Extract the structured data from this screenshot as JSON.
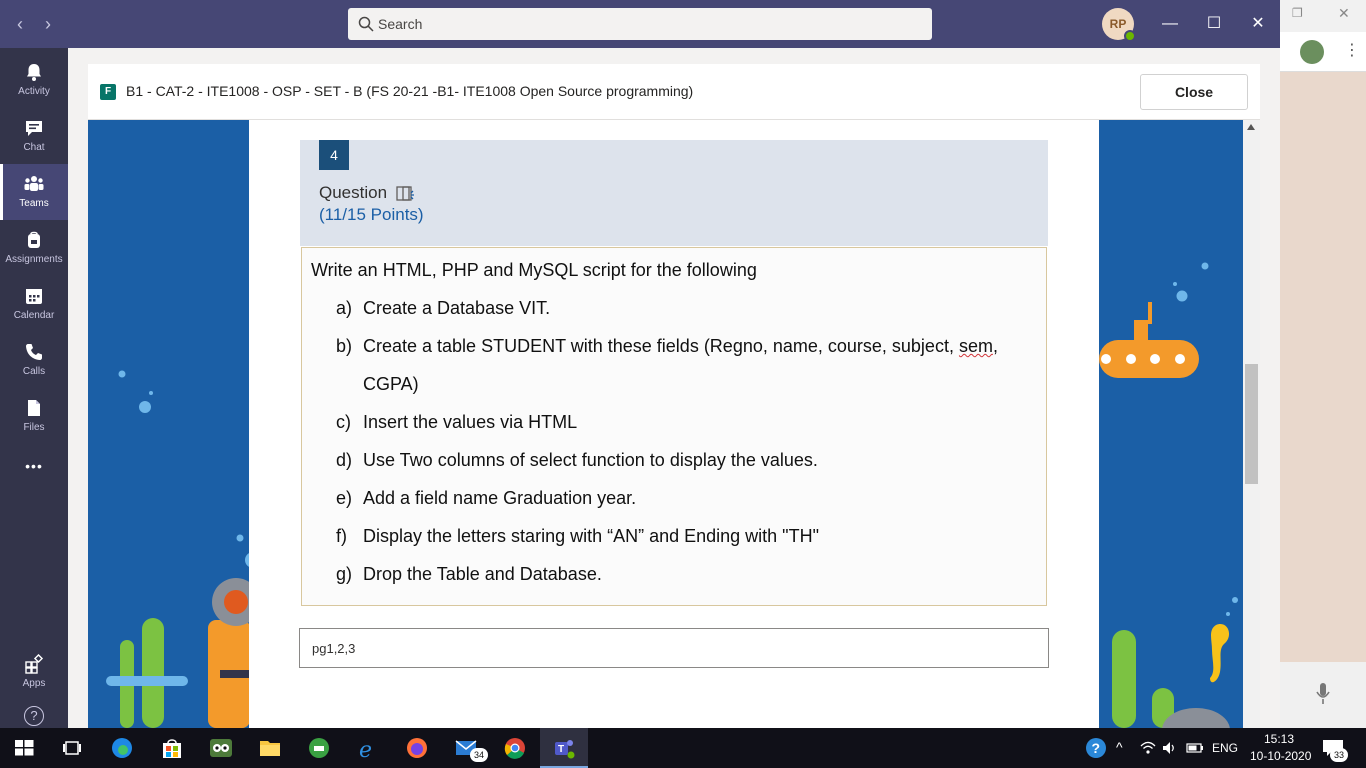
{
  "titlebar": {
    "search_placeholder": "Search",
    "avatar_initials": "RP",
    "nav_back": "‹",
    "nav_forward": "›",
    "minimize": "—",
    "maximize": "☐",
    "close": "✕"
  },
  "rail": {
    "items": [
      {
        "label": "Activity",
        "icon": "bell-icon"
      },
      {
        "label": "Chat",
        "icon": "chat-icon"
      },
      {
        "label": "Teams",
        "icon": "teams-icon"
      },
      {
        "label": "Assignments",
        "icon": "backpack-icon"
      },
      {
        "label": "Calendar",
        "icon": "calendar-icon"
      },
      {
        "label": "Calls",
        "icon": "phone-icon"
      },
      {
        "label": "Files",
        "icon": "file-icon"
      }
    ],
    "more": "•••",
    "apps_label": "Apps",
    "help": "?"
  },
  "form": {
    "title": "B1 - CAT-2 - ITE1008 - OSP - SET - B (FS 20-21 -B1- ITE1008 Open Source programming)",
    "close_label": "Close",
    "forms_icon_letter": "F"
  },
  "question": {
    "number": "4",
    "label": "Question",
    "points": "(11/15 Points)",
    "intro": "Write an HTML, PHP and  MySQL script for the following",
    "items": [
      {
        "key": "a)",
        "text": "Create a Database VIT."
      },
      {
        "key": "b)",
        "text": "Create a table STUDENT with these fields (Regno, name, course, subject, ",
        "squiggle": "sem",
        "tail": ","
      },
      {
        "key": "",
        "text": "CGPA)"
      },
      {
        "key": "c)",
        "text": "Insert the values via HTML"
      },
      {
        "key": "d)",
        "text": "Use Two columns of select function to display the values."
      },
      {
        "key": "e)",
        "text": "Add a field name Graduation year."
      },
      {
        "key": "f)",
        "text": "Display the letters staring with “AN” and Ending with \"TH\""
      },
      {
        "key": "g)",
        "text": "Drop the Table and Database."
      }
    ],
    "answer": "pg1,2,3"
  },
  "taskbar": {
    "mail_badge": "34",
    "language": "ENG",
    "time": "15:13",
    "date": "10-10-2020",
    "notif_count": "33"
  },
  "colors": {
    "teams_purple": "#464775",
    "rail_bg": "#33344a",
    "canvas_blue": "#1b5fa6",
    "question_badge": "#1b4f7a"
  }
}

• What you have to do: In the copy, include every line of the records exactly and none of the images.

• Solution for this problem:
Extract the structured data from this screenshot as JSON.
{
  "titlebar": {
    "search_placeholder": "Search",
    "avatar_initials": "RP",
    "nav_back": "‹",
    "nav_forward": "›",
    "minimize": "—",
    "maximize": "☐",
    "close": "✕"
  },
  "rail": {
    "items": [
      {
        "label": "Activity",
        "icon": "bell-icon"
      },
      {
        "label": "Chat",
        "icon": "chat-icon"
      },
      {
        "label": "Teams",
        "icon": "teams-icon"
      },
      {
        "label": "Assignments",
        "icon": "backpack-icon"
      },
      {
        "label": "Calendar",
        "icon": "calendar-icon"
      },
      {
        "label": "Calls",
        "icon": "phone-icon"
      },
      {
        "label": "Files",
        "icon": "file-icon"
      }
    ],
    "more": "•••",
    "apps_label": "Apps",
    "help": "?"
  },
  "form": {
    "title": "B1 - CAT-2 - ITE1008 - OSP - SET - B (FS 20-21 -B1- ITE1008 Open Source programming)",
    "close_label": "Close",
    "forms_icon_letter": "F"
  },
  "question": {
    "number": "4",
    "label": "Question",
    "points": "(11/15 Points)",
    "intro": "Write an HTML, PHP and  MySQL script for the following",
    "items": [
      {
        "key": "a)",
        "text": "Create a Database VIT."
      },
      {
        "key": "b)",
        "text": "Create a table STUDENT with these fields (Regno, name, course, subject, ",
        "squiggle": "sem",
        "tail": ","
      },
      {
        "key": "",
        "text": "CGPA)"
      },
      {
        "key": "c)",
        "text": "Insert the values via HTML"
      },
      {
        "key": "d)",
        "text": "Use Two columns of select function to display the values."
      },
      {
        "key": "e)",
        "text": "Add a field name Graduation year."
      },
      {
        "key": "f)",
        "text": "Display the letters staring with “AN” and Ending with \"TH\""
      },
      {
        "key": "g)",
        "text": "Drop the Table and Database."
      }
    ],
    "answer": "pg1,2,3"
  },
  "taskbar": {
    "mail_badge": "34",
    "language": "ENG",
    "time": "15:13",
    "date": "10-10-2020",
    "notif_count": "33"
  },
  "colors": {
    "teams_purple": "#464775",
    "rail_bg": "#33344a",
    "canvas_blue": "#1b5fa6",
    "question_badge": "#1b4f7a"
  }
}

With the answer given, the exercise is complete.